• [WHAT YOU NEED TO DO]: From the records below, copy each line in which the string "description" occurs.

━━━━━ DATA PROVIDED

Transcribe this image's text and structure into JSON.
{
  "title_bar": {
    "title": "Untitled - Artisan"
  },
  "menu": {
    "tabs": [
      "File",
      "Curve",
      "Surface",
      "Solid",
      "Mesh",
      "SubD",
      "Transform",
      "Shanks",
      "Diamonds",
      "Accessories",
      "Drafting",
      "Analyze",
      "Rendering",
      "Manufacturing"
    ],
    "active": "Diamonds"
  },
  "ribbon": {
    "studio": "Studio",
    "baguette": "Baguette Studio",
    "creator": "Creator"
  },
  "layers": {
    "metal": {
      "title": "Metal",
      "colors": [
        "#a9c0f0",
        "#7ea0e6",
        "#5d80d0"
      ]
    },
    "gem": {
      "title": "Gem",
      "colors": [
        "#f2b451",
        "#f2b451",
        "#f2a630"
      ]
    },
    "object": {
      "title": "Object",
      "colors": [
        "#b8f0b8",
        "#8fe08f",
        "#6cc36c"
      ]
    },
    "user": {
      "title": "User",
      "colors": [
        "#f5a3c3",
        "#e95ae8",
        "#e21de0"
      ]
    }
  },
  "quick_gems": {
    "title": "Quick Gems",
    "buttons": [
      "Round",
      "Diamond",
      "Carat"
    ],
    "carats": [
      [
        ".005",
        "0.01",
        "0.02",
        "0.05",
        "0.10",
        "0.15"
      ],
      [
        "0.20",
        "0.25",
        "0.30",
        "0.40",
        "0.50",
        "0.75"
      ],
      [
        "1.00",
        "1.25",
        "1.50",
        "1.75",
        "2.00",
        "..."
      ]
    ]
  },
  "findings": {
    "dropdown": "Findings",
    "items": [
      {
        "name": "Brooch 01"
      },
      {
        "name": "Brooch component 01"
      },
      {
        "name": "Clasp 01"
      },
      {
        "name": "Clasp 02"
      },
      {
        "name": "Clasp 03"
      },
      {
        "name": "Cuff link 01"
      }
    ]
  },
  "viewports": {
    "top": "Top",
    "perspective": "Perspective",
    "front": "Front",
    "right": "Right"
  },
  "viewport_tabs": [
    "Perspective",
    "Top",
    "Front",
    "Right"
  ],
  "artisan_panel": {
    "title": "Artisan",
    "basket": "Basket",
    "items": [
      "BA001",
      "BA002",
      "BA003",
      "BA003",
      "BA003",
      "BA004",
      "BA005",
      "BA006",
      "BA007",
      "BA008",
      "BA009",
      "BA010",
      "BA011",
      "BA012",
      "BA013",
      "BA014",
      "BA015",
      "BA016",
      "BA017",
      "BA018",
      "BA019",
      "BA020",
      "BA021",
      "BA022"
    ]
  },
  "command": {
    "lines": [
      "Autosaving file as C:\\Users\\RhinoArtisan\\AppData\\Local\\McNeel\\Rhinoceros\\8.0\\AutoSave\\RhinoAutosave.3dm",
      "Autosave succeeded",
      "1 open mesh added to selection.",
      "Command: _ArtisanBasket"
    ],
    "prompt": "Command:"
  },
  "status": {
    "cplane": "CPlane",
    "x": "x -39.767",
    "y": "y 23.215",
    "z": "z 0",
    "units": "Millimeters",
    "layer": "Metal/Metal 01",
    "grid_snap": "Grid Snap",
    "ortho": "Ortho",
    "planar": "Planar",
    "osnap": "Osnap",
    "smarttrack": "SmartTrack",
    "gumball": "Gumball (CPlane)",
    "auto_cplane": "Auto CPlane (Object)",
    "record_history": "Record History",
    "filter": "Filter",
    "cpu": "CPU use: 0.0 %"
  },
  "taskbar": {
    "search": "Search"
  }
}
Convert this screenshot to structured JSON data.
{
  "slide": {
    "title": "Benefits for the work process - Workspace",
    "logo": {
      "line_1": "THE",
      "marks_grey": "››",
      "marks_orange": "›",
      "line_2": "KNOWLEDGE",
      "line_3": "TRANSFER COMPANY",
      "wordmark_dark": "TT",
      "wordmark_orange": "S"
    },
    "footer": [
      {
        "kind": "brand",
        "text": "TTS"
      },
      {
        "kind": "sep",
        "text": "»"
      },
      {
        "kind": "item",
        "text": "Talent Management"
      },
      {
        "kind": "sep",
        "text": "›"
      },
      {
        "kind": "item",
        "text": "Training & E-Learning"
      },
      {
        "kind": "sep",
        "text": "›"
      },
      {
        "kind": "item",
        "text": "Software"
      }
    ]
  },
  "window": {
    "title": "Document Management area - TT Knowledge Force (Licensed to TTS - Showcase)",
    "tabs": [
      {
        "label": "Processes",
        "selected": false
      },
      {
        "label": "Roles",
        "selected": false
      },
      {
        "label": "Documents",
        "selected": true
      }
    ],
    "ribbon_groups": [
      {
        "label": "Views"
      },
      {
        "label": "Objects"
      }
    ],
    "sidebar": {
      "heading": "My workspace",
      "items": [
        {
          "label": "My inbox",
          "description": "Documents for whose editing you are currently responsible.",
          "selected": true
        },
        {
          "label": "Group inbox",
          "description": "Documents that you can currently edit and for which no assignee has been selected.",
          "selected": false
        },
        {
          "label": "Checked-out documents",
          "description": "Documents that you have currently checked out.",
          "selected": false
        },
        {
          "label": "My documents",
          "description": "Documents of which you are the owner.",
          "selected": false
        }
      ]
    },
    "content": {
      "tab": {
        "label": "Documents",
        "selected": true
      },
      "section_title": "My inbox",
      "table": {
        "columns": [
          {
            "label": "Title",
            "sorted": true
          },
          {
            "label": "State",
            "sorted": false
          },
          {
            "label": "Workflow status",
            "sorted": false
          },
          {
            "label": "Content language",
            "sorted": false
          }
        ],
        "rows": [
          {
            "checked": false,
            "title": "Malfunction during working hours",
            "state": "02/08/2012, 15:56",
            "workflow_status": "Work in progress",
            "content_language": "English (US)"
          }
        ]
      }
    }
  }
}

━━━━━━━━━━

• [SOLUTION TO THIS TASK]:
          "description": "Documents for whose editing you are currently responsible.",
          "description": "Documents that you can currently edit and for which no assignee has been selected.",
          "description": "Documents that you have currently checked out.",
          "description": "Documents of which you are the owner.",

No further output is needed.